Visit: www.facebook.com/UNIHRD2015Wellington

 

Aubrey Pomerance MA

Chief Archivist of the Jewish Museum Berlin

aubrey-pomerance“Teaching the Holocaust at

the Jewish Museum Berlin”

The Holocaust Centre of New Zealand hosted Aubrey Pomerance MA, Chief Archivist of the Jewish Museum Berlin in Wellington on Sunday 14 December. You can listen to his talk online: "Teaching the Holocaust at the Jewish Museum Berlin"

 

 

Speaker Series Spring 2014

The Holocasut Centre of New Zealand Spring Speaker Series featured three speakers in September and October:

 

monicaThursday, 4 September

Dr. Monica Tempian, Victoria University of Wellington
"When others boldly steer their ships/I stand on the harbour still and wracked with pain": the Lyric and Memory of Jerusalem's German-speaking Olim

 

marco sThursday, 18 September

Dr. Marco Sonzogni, Victoria University of Wellington 
"Writing History's Inferno: Dante's Florence, Levi's Auschwitz and Heaney's Belfast"

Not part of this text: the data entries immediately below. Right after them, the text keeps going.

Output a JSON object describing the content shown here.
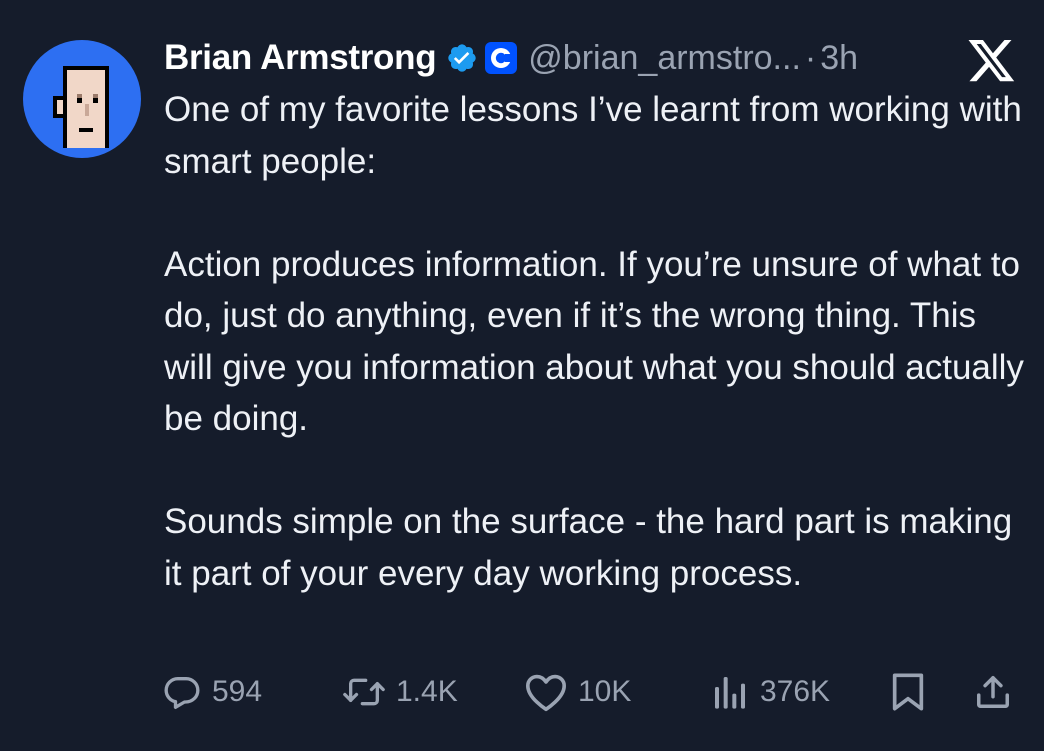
{
  "tweet": {
    "author_name": "Brian Armstrong",
    "handle": "@brian_armstro...",
    "separator": "·",
    "time": "3h",
    "paragraphs": [
      "One of my favorite lessons I’ve learnt from working with smart people:",
      "Action produces information. If you’re unsure of what to do, just do anything, even if it’s the wrong thing. This will give you information about what you should actually be doing.",
      "Sounds simple on the surface - the hard part is making it part of your every day working process."
    ]
  },
  "actions": {
    "replies": "594",
    "reposts": "1.4K",
    "likes": "10K",
    "views": "376K"
  },
  "icons": {
    "verified": "verified-badge-icon",
    "affiliate": "coinbase-icon",
    "platform": "x-logo-icon",
    "reply": "reply-icon",
    "repost": "repost-icon",
    "like": "heart-icon",
    "views": "views-icon",
    "bookmark": "bookmark-icon",
    "share": "share-icon"
  },
  "colors": {
    "background": "#151c2b",
    "text": "#eef1f6",
    "muted": "#9aa3b2",
    "verified": "#1d9bf0",
    "coinbase": "#0052ff",
    "avatar_bg": "#2d6ff2"
  }
}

Listen to Dr. Marco Sonzogni's talk

davidThursday, 30 October

David Zwartz, Chairman
Wellington Regional Jewish Council
"Early Holocaust commemorations among New Zealand's Jewish community"

Listen to David Zwartz's talk

 

Address given to the New Zealand

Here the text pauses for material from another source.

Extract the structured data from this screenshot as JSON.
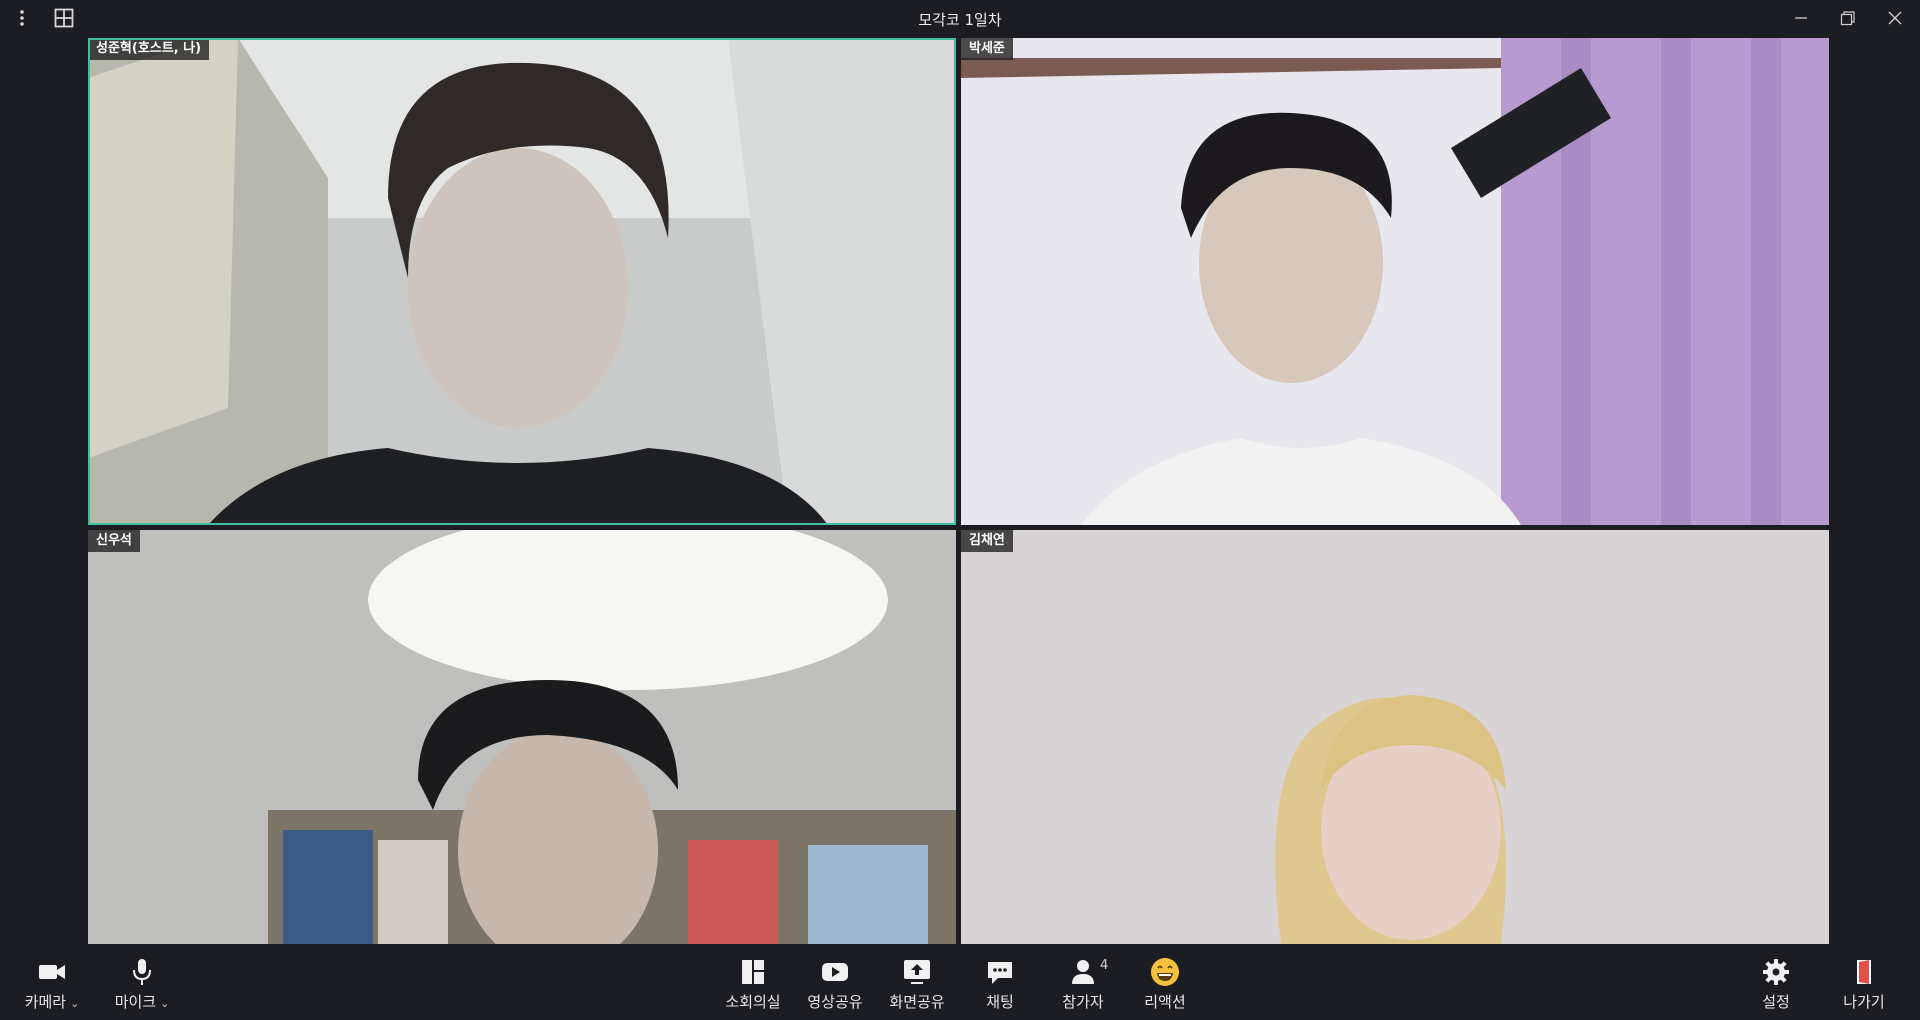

Holocaust Centre AGM 10 August

The Seeds of Prejudice in 21st Century New Zealand

Phillip Green is a mediator, arbitrator, adjudicator, and barrister. He is based in Wellington and works in New Zealand and overseas.

Born in 1949 New Zealand, Phillip remembers "an insulated, isolated, comfortable middle class world. And in it, the seeds of prejudice lay, not dormant, but germinating slowly."

Download his address below:
The Seeds of Prejudice in 21st Century New Zealand

 

We gratefully acknowledge the very generous support of the following organisations:

raye-freedman-trust

 

claimscon

In appreciation to the Conference on Jewish Material Claims Against Germany (Claims Conference) for supporting this educator training project.  Through recovering the assets of the victims of the Holocaust, The Claims Conference enables organisations around the world to provide education about the Shoah and to preserve the memory of those who perished.

david-levene-foundation

Google+

 
Visit the Centre

The Holocaust Centre of New Zealand is open to the public from 10.00 am to 1.00 pm Sunday to Friday, and outside these hours by special arrangement. Admission is free, but donations are welcome.

The Centre is closed on Jewish and some Public Holidays

The displays focus on Holocaust and New Zealand

You will see

  • Jewish life before and after the Holocaust.
  • Two parallel Timelines, events in Europe and the New Zealand response to these.
  • The experience of the Holocaust told through the stories of New Zealand Holocaust survivors.
  • A powerful video of a Holocaust survivor telling her story.
  • The story of philanthropists Annie and Max Deckston and the 20 Jewish orphans they brought to New Zealand in the 1930s.

Remember the dead and read the testimonies of survivors

Take time out to read the stories of Holocaust survivors in New Zealand.

 
BECOME A FRIEND

Become a friend of the Holocaust Centre of New Zealand

We have launched our wonderful new exhibition and learning centre, which has been enthusiastically received. If you have not already visited us we invite you to do so. We are sure you will find plenty to see and do here.


Download application form here